Fort Larned opening up on Whitney Day 2013
As you may have noticed, I was hesitant to remove Fort Larned as this blog’s avatar. Originally, I planned to change it as soon as I found my Derby horse, but that decision came very late and I felt very indifferent about this year’s three-year-old crop. No colt was worthy of toppling my personally taken photo of Fort Larned from accompanying my posts.
If you were a dope and missed the Stephen Foster Handicap (I) last night, let me tell you, you probably missed one of the year’s best performances. I down right hated anyone who passed off Fort Larned’s Breeders’ Cup Classic (I) win last year as a fluke on a biased track. This horse is gifted, but often is the victim of a few bad days. But when he’s on his oats, you better watch out: he’s the stuff of yesteryear stamina and speed combined.
Yesterday reminded me quite a bit about my first (and only so far) interaction with “Big Ugly,” who stood out like a thumbtack on a chair in the Whitney Handicap (I) post parade last year. The horse looked supremely confident and just happy to be there, his enormous body meeting his big flat head at the crest of two playful, forward-facing ears. He caught my eye earlier in the year winning the Skip Away (III) in a romp, but I figured Ron the Greek was going to be hard to hold off. Fort Larned was unrushed that day, skimming the track just behind Endorsement. I stood near the top of the stretch that day, just a few yards away from the guardian track pony, at the point where he decided to really take off upon getting the lead. There was just no stopping him that day, and the impression lasted long enough to choose him over long-time beloved favorite Game On Dude to win the Breeders’ Cup Classic a few months later, which he did.
I was somewhere around here on Fort Larned’s Whitney day… the track pony was not amused with me trying to take his picture.
I like using Twitter as an information tool, and often times it provides priceless insight about horses that proves useful. Some words from his exercise rider a few days prior:
Yes, I realize I went with Successful Dan anyway, thinking Lopresti’s bay speedball was plenty sharp to spar and possibly eke out a win over the trouble-riddled Big Ugly. I knew one or both would probably be going too fast to comfort Take Charge Indy, who sure enough got too flustered to make an impact worthy of his blue-blooded heritage. But all eyes were on Fort Larned, who won the fight for the lead and from there went on cruise control. I always wish I had the insight to see what the first quarter is like— because most of the time, if I see what the first quarter looks like, I can far more easily pick out the winner based on how fast and how smooth the leader is going. Fort Larned and Brian Hernandez Jr were going a strong clip, opening up on the field, but were going so smoothly it was imminent they were going to be hard to reach. It wasn’t the tautness of the reins that made Ugly look so beautiful going up the backstretch; he just looked so indestructible, furiously pushing against the bit to go farther and faster. Take Charge Indy was struggling to keep pace, and Successful Dan was placed behind a good ways as though hoping Ugly would fold. He didn’t.

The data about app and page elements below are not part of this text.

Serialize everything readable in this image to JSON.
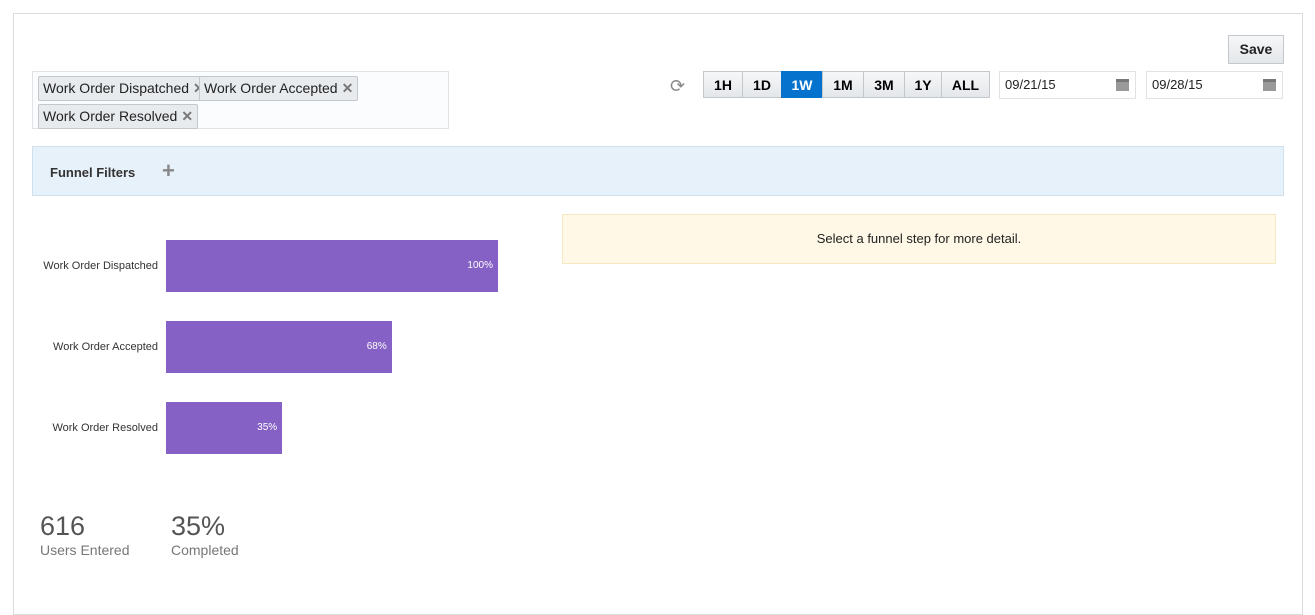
{
  "toolbar": {
    "save": "Save",
    "ranges": [
      "1H",
      "1D",
      "1W",
      "1M",
      "3M",
      "1Y",
      "ALL"
    ],
    "active_range": "1W",
    "start_date": "09/21/15",
    "end_date": "09/28/15"
  },
  "tags": [
    "Work Order Dispatched",
    "Work Order Accepted",
    "Work Order Resolved"
  ],
  "filters": {
    "label": "Funnel Filters"
  },
  "funnel": [
    {
      "label": "Work Order Dispatched",
      "percent": 100,
      "text": "100%"
    },
    {
      "label": "Work Order Accepted",
      "percent": 68,
      "text": "68%"
    },
    {
      "label": "Work Order Resolved",
      "percent": 35,
      "text": "35%"
    }
  ],
  "detail_note": "Select a funnel step for more detail.",
  "stats": {
    "users_value": "616",
    "users_label": "Users Entered",
    "completed_value": "35%",
    "completed_label": "Completed"
  },
  "colors": {
    "bar": "#8561c5",
    "active": "#0572ce"
  }
}
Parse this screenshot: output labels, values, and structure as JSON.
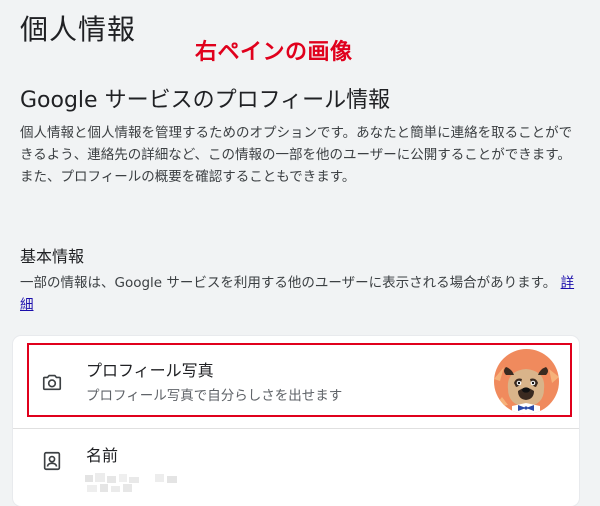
{
  "page": {
    "title": "個人情報",
    "annotation": "右ペインの画像"
  },
  "profile_section": {
    "title": "Google サービスのプロフィール情報",
    "description": "個人情報と個人情報を管理するためのオプションです。あなたと簡単に連絡を取ることができるよう、連絡先の詳細など、この情報の一部を他のユーザーに公開することができます。また、プロフィールの概要を確認することもできます。"
  },
  "basic_info": {
    "title": "基本情報",
    "description": "一部の情報は、Google サービスを利用する他のユーザーに表示される場合があります。",
    "link_label": "詳細"
  },
  "rows": {
    "photo": {
      "label": "プロフィール写真",
      "description": "プロフィール写真で自分らしさを出せます",
      "icon": "camera-icon"
    },
    "name": {
      "label": "名前",
      "icon": "contact-card-icon"
    }
  },
  "colors": {
    "annotation": "#e0001c",
    "link": "#1a0dab",
    "avatar_bg": "#f08a5d"
  }
}
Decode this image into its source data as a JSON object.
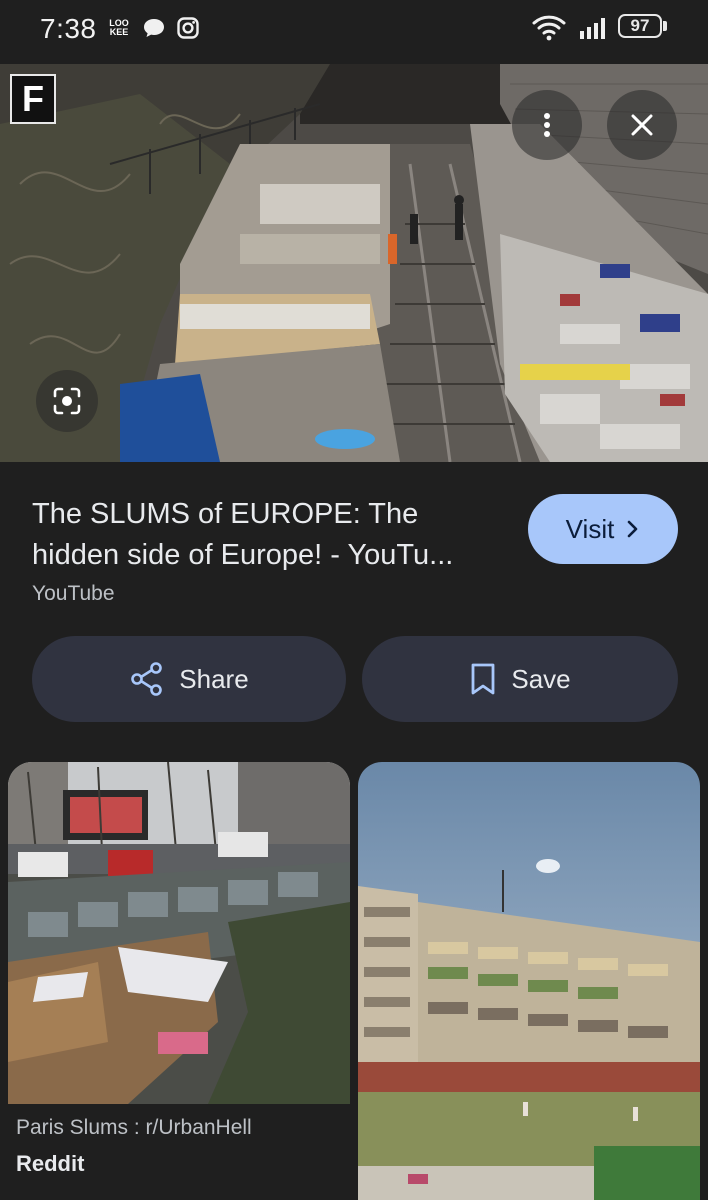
{
  "status_bar": {
    "time": "7:38",
    "battery": "97",
    "notif_badge": "LOO KEE"
  },
  "hero": {
    "logo_letter": "F",
    "more_icon": "more-vert-icon",
    "close_icon": "close-icon",
    "lens_icon": "lens-icon"
  },
  "result": {
    "title": "The SLUMS of EUROPE: The hidden side of Europe! - YouTu...",
    "source": "YouTube",
    "visit_label": "Visit"
  },
  "actions": {
    "share_label": "Share",
    "save_label": "Save"
  },
  "related": [
    {
      "caption": "Paris Slums : r/UrbanHell",
      "source": "Reddit"
    },
    {
      "caption": "",
      "source": ""
    }
  ],
  "colors": {
    "background": "#1f1f1f",
    "visit_button": "#a8c7fa",
    "pill_button": "#303340"
  }
}
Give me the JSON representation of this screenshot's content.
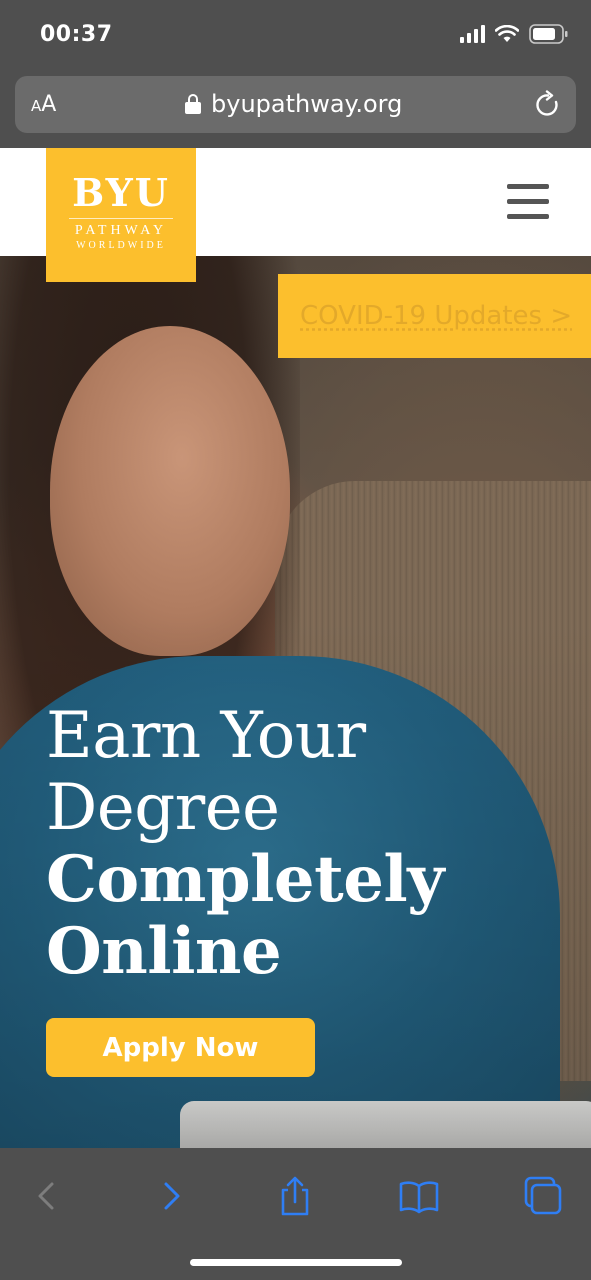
{
  "status_bar": {
    "time": "00:37"
  },
  "browser": {
    "text_size_small": "A",
    "text_size_big": "A",
    "url": "byupathway.org"
  },
  "site": {
    "logo": {
      "main": "BYU",
      "line2": "PATHWAY",
      "line3": "WORLDWIDE"
    },
    "covid_link": "COVID-19 Updates >",
    "headline": {
      "line1": "Earn Your",
      "line2": "Degree",
      "line3": "Completely",
      "line4": "Online"
    },
    "cta": "Apply Now"
  },
  "toolbar": {
    "items": [
      "back-icon",
      "forward-icon",
      "share-icon",
      "bookmarks-icon",
      "tabs-icon"
    ]
  },
  "colors": {
    "brand_yellow": "#fcbf2d",
    "chrome_gray": "#4f4f4f",
    "toolbar_blue": "#2f7ef4"
  }
}
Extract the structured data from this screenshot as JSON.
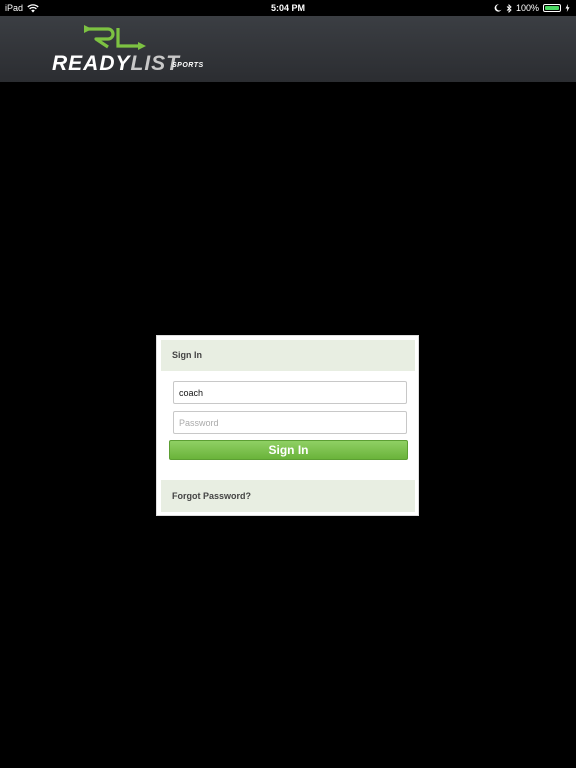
{
  "status_bar": {
    "device": "iPad",
    "time": "5:04 PM",
    "battery": "100%",
    "battery_level": 1.0,
    "icons": [
      "wifi-icon",
      "moon-icon",
      "bluetooth-icon",
      "battery-icon",
      "charging-icon"
    ]
  },
  "header": {
    "logo_mark": "RL",
    "logo_ready": "READY",
    "logo_list": "LIST",
    "logo_sub": "SPORTS",
    "accent_color": "#7dc242"
  },
  "login": {
    "title": "Sign In",
    "username_value": "coach",
    "password_placeholder": "Password",
    "button_label": "Sign In",
    "forgot_label": "Forgot Password?"
  },
  "colors": {
    "background": "#000000",
    "header": "#33363a",
    "panel_section": "#e8eee2",
    "button": "#7dc242"
  }
}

Just like in the Whitney, Fort Larned found his best stride when he should have been tired: turning for home. It wasn’t the track or a poor field trailing him that made him look good— he looked like a champion all on his own. I wasn’t at Churchill, but I suspect even those who dumped money on someone else must have been screaming in the stands. He was just that good.
August, come faster!